On his way to 400, Anderson became England's all-time leading wicket-taker when he had Windies gloveman Denesh Ramdin out caught at first slip for wicket No.384 to break Sir Ian Botham's record. 'Beefy' was commentating the match and gave Anderson two thumbs upon passing his mark, reminiscent of Richie Benaud acknowledging Dennis Lillee from the commentary box when the tearaway quick surpassed the leg-spinner's Australian record.
At Headingley, it was another Kiwi as a landmark dismissal, with Martin Guptill edging to second slip to be wicket No.400 for Anderson in his 104th Test. He wasn't on 400 for long –Kane Williamson was removed in the same over.
Anderson joined Glenn McGrath and Courtney Walsh in the 500 club 25 Tests later when he crashed through the defences of West Indies opener Kraigg Brathwaite at Lord's, and 12 months after that against India at The Oval, he eclipsed McGrath as the most prolific fast bowler in Test cricket with wicket No.564. India seamer Mohammed Shami was the victim, his middle stump uprooted.
During his Test career, Anderson has played with 92 teammates.

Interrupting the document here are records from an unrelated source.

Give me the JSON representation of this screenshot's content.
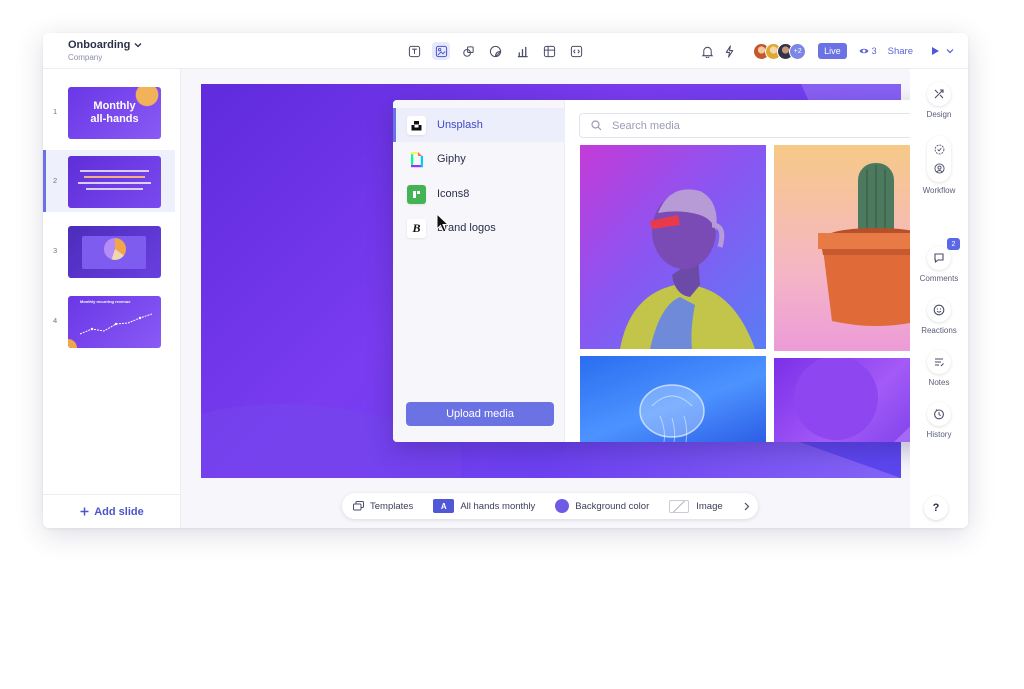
{
  "header": {
    "doc_title": "Onboarding",
    "doc_subtitle": "Company",
    "tools": [
      "text-tool-icon",
      "media-tool-icon",
      "shapes-tool-icon",
      "sticker-tool-icon",
      "chart-tool-icon",
      "table-tool-icon",
      "embed-tool-icon"
    ],
    "avatars_more": "+2",
    "live_label": "Live",
    "viewers_count": "3",
    "share_label": "Share"
  },
  "slides": {
    "items": [
      {
        "num": "1",
        "title": "Monthly all-hands"
      },
      {
        "num": "2",
        "title": ""
      },
      {
        "num": "3",
        "title": ""
      },
      {
        "num": "4",
        "title": "Monthly recurring revenue"
      }
    ],
    "add_label": "Add slide"
  },
  "media_popup": {
    "sources": [
      {
        "label": "Unsplash",
        "icon": "unsplash-icon"
      },
      {
        "label": "Giphy",
        "icon": "giphy-icon"
      },
      {
        "label": "Icons8",
        "icon": "icons8-icon"
      },
      {
        "label": "Brand logos",
        "icon": "brand-logos-icon"
      }
    ],
    "upload_label": "Upload media",
    "search_placeholder": "Search media"
  },
  "rail": {
    "items": [
      {
        "label": "Design"
      },
      {
        "label": "Workflow"
      },
      {
        "label": "Comments",
        "badge": "2"
      },
      {
        "label": "Reactions"
      },
      {
        "label": "Notes"
      },
      {
        "label": "History"
      }
    ],
    "help_label": "?"
  },
  "bottom_toolbar": {
    "templates_label": "Templates",
    "theme_badge": "A",
    "theme_label": "All hands monthly",
    "background_label": "Background color",
    "image_label": "Image"
  },
  "colors": {
    "accent": "#6b72e4",
    "slide_purple": "#6a35e8"
  }
}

He shared the dressing room 130 times with Alastair Cook while he's played just one Test with 15 players. Off-spinner Dom Bess has played eight Tests with Anderson and having witnessed the evergreen seamer up close he is of the belief there has been no better player to represent the Three Lions.
"He's England's greatest," said Bess on Sunday.
"It's phenomenal to stand at point and watch him nick people off, hit people on the shins and take as many poles as he does, so consistently.
"There was chat about a potential retirement, then he comes back and absolutely tears it up.
"It just shows how good he is."